--- Items from a dataset ---
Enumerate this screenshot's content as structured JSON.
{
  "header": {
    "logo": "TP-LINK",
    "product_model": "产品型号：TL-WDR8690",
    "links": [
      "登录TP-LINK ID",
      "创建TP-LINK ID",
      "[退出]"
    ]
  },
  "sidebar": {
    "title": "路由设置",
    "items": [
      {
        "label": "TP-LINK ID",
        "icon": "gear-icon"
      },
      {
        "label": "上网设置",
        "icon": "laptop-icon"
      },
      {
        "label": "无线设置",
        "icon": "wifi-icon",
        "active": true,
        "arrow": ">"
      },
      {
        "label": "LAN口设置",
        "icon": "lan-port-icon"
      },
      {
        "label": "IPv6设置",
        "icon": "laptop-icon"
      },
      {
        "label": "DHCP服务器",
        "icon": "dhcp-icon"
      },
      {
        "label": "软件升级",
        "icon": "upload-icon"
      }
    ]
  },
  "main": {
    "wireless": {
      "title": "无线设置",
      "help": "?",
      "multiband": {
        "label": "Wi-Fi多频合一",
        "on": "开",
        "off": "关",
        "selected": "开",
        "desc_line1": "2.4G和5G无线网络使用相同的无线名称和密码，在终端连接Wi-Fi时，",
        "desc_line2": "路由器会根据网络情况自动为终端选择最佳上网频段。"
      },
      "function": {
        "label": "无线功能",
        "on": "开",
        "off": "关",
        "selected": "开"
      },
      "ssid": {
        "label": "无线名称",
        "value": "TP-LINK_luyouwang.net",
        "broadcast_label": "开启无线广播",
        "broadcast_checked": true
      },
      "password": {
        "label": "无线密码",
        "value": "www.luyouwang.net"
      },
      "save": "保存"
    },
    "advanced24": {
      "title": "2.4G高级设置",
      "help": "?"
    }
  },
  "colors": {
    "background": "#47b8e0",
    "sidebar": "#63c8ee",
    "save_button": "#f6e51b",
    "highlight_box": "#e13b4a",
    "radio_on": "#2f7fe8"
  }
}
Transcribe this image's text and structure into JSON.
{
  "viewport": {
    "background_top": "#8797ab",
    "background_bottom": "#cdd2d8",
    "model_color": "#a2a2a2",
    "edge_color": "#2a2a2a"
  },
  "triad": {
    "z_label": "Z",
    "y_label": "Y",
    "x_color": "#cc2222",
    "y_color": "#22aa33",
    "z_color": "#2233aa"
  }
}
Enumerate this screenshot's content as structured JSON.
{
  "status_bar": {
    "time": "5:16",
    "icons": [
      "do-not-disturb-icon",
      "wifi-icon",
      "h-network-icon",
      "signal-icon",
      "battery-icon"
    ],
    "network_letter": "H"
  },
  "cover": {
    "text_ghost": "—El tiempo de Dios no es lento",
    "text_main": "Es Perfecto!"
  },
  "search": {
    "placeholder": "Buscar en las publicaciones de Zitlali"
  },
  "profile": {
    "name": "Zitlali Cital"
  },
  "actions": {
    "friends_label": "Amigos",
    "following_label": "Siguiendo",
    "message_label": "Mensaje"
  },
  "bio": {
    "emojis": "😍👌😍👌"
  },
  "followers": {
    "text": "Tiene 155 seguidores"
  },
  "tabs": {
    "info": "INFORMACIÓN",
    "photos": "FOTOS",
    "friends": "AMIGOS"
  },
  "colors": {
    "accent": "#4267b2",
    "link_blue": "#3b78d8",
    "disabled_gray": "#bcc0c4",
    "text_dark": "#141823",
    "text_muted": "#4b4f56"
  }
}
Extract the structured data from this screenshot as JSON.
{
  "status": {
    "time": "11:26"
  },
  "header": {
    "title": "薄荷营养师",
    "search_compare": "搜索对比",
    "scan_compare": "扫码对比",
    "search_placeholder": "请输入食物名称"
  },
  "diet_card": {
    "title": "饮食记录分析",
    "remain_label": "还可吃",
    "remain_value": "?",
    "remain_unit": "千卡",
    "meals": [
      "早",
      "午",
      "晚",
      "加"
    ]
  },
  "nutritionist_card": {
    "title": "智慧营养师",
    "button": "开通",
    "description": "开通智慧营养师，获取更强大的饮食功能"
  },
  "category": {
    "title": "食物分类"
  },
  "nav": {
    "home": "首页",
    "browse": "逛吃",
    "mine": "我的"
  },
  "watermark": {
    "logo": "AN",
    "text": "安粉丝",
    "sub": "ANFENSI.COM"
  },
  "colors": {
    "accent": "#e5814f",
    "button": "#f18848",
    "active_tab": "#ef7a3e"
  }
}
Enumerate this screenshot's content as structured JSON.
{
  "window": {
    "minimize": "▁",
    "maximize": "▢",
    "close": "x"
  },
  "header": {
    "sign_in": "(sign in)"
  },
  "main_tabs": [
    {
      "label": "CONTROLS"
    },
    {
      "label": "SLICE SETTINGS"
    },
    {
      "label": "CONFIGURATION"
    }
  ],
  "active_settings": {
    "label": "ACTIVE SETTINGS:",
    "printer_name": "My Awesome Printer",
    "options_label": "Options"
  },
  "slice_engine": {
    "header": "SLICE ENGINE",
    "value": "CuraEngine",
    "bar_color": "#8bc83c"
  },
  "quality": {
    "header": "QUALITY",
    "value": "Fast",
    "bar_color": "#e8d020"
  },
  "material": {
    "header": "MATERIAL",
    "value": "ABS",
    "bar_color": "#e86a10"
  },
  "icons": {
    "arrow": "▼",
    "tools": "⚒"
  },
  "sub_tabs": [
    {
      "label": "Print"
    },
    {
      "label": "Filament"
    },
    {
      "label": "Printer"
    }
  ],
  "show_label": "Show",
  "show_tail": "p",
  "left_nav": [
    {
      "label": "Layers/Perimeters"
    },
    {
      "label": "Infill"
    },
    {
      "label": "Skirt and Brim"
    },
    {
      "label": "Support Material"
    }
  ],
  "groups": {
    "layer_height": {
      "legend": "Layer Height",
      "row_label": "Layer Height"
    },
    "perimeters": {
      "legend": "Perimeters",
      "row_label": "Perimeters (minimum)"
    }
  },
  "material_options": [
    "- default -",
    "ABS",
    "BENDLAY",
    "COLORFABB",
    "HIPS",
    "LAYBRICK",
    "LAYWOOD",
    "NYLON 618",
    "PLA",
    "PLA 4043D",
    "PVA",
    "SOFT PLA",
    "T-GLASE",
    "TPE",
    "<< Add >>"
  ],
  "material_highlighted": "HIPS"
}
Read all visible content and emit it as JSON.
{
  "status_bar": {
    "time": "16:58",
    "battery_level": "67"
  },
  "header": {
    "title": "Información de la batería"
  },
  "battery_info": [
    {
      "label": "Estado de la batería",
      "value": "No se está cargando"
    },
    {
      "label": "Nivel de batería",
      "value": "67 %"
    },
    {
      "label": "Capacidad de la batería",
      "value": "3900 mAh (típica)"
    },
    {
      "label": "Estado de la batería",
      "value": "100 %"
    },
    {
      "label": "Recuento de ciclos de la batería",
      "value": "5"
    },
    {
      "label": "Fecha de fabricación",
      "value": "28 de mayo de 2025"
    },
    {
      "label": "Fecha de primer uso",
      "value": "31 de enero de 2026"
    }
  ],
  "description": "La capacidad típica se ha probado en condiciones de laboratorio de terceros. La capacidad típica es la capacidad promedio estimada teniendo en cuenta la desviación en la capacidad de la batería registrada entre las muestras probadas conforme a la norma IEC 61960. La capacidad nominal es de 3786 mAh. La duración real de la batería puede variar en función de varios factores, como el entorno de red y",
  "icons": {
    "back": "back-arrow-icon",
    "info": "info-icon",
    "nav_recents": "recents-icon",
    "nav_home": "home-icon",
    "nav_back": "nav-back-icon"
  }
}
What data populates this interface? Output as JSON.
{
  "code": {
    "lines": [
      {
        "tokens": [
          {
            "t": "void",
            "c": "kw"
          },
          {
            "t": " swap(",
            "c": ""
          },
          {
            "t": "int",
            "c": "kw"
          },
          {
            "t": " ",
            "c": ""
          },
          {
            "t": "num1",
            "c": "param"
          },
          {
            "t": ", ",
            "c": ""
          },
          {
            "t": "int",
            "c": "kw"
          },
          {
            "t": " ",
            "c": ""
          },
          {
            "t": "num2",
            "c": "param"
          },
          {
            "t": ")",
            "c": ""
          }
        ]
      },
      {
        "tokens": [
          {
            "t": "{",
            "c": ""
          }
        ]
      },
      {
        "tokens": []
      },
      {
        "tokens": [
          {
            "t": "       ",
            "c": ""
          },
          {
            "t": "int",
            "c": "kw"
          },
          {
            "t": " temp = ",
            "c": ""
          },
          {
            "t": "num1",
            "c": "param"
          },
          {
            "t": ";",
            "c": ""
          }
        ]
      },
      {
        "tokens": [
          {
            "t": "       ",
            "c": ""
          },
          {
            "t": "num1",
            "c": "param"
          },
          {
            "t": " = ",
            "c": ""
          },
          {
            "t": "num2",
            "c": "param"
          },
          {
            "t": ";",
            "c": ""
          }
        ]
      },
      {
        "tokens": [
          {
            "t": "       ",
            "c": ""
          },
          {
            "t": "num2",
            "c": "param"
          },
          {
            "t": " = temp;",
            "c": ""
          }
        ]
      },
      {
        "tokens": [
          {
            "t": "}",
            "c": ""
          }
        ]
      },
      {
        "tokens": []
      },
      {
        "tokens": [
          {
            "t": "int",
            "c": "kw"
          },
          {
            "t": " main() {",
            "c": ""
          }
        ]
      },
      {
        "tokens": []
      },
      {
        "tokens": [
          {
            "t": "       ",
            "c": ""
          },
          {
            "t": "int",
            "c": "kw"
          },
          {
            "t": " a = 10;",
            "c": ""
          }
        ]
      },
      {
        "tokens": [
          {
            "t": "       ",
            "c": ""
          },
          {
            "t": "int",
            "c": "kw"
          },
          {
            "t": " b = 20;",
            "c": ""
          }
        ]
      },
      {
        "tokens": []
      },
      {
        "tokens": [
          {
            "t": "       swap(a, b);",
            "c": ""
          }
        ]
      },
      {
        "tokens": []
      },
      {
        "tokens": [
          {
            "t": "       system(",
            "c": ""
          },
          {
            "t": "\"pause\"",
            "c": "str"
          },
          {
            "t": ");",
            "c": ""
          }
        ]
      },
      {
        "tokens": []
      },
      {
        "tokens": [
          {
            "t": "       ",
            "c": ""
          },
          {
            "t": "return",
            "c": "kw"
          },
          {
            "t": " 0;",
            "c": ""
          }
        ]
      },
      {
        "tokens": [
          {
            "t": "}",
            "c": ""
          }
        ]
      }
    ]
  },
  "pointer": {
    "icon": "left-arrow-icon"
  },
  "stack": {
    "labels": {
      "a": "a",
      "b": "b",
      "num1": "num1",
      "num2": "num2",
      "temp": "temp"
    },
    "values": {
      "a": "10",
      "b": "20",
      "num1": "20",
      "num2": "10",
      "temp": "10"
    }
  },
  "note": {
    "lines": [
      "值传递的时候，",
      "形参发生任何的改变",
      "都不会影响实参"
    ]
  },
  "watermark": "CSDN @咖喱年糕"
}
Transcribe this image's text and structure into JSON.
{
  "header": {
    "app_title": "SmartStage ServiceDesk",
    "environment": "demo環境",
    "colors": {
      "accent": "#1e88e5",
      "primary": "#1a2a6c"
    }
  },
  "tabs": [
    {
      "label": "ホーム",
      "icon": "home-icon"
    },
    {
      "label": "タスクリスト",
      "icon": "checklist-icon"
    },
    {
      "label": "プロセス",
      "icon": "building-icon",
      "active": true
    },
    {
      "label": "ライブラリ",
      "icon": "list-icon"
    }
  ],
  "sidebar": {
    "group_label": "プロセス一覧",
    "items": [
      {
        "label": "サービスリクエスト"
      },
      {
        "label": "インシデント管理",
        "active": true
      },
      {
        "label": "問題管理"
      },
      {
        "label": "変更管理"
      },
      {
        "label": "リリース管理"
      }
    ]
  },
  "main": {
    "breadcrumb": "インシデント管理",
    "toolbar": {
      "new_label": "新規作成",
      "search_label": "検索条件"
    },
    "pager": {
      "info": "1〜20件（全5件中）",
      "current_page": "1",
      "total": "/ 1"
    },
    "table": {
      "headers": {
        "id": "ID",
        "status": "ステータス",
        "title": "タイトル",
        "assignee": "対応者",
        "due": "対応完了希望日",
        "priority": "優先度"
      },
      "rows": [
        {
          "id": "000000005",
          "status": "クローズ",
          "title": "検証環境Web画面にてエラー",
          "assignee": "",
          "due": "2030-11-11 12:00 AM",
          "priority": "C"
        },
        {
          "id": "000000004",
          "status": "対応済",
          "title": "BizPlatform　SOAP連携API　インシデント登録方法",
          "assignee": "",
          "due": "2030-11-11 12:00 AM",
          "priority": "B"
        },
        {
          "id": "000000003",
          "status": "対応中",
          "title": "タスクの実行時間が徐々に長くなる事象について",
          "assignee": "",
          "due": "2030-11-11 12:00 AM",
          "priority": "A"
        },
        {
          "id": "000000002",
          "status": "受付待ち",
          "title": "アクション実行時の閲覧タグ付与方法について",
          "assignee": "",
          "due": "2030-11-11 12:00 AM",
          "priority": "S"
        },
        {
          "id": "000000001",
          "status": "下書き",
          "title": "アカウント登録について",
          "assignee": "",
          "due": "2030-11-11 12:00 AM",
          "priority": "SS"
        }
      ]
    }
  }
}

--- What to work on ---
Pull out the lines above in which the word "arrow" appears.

--- Answer to this problem ---
        "arrow": ">"
    "arrow": "▼",
    "back": "back-arrow-icon",
    "icon": "left-arrow-icon"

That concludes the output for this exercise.